It is recommended that you build up the time spent wearing the brace gradually during the first three weeks. In the first week, two hours per day is the recommended length of time. In the second week, you can start to wear your brace for up to four hours per day. By the third week, you can wear your brace for six to eight hours per day, or as needed.
Your practitioner can explain more when fitting the Unloader, and you will receive a patient guide to take home with you.
If you've been fitted with an Unloader One knee brace, please refer to the online patient guide for additional information.
Going forward, how long should I use my Unloader brace for?
This will depend on many factors. Some individuals wear their brace to remain active and delay the need for surgery as long as possible, while others wear it to become healthier surgical candidates. Talk to your doctor about your aspirations and goals for the use of your Unloader brace.
How do Unloader braces work?
Unloader braces unload the affected, painful side of the knee using a 3-Point Leverage System and are proven to reduce pain and improve function. Some patients also report a reduction in pain medication. The Unloader Hip brace is a unique approach to hip OA and proven to improve activities of daily living. Unloading can help to relieve the pain, allowing you to walk normally and more frequently.
Do the Unloader braces come in different colors?
Unloader off-the-shelf braces, including Unloader One X, Unloader One, Unloader One Original and Unloader Hip come in a standard color of either grey or black.
Unloader custom braces, including Unloader One X Custom, Unloader One Custom, and Unloader Custom come in a variety of color and graphic options as follows.
† Actual colors may vary.
‡ No charge for custom standard colors. Additional fees required for other custom colors, custom painted graphics and custom printed graphics.
Can I work out in an Unloader brace?
Yes, the goal of an Unloader brace is to keep you active and help you return to the activities you enjoy. It is recommended that you wear your Unloader brace during periods of activity, whether it be sport, work or everyday activities.
Will an Unloader brace fit under my clothing?
Yes, all Unloader braces are carefully designed to sit comfortably against the skin and underneath clothing. By wearing it on the skin (i.e. not over your clothes), it stays in place and therefore works effectively.
Where do I get professionally fit, ensuring optimum fit and performance?
Talk to your doctor or find a practitioner using our online search tool.
How do I get replacement accessories for an Unloader brace?
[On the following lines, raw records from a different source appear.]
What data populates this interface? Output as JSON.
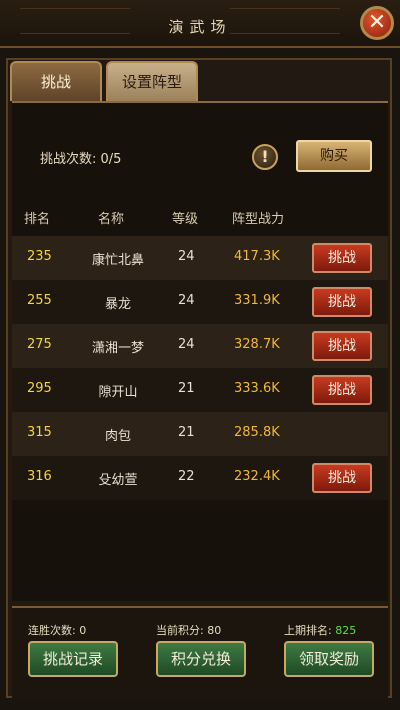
{
  "title": "演武场",
  "tabs": {
    "active": "挑战",
    "inactive": "设置阵型"
  },
  "challenge": {
    "label": "挑战次数: ",
    "count": "0/5",
    "buy_label": "购买"
  },
  "table": {
    "headers": [
      "排名",
      "名称",
      "等级",
      "阵型战力"
    ],
    "rows": [
      {
        "rank": "235",
        "name": "康忙北鼻",
        "level": "24",
        "power": "417.3K",
        "action": "挑战"
      },
      {
        "rank": "255",
        "name": "暴龙",
        "level": "24",
        "power": "331.9K",
        "action": "挑战"
      },
      {
        "rank": "275",
        "name": "潇湘一梦",
        "level": "24",
        "power": "328.7K",
        "action": "挑战"
      },
      {
        "rank": "295",
        "name": "隙开山",
        "level": "21",
        "power": "333.6K",
        "action": "挑战"
      },
      {
        "rank": "315",
        "name": "肉包",
        "level": "21",
        "power": "285.8K",
        "action": ""
      },
      {
        "rank": "316",
        "name": "殳幼萱",
        "level": "22",
        "power": "232.4K",
        "action": "挑战"
      }
    ]
  },
  "footer": {
    "win_streak_label": "连胜次数: ",
    "win_streak_value": "0",
    "score_label": "当前积分: ",
    "score_value": "80",
    "last_rank_label": "上期排名: ",
    "last_rank_value": "825",
    "buttons": {
      "record": "挑战记录",
      "exchange": "积分兑换",
      "reward": "领取奖励"
    }
  },
  "colors": {
    "rank": "#f0d640",
    "power": "#f0b838",
    "last_rank": "#5ee046",
    "fight_button": "#c83a20",
    "bottom_button": "#3f7a44"
  },
  "icons": {
    "close": "close-icon",
    "alert": "exclamation-icon"
  }
}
It is recommended to go through the practitioner that originally fit you for the brace to receive replacement parts for your product. Your practitioner can help identify what replacement parts are needed and order the accessories you need.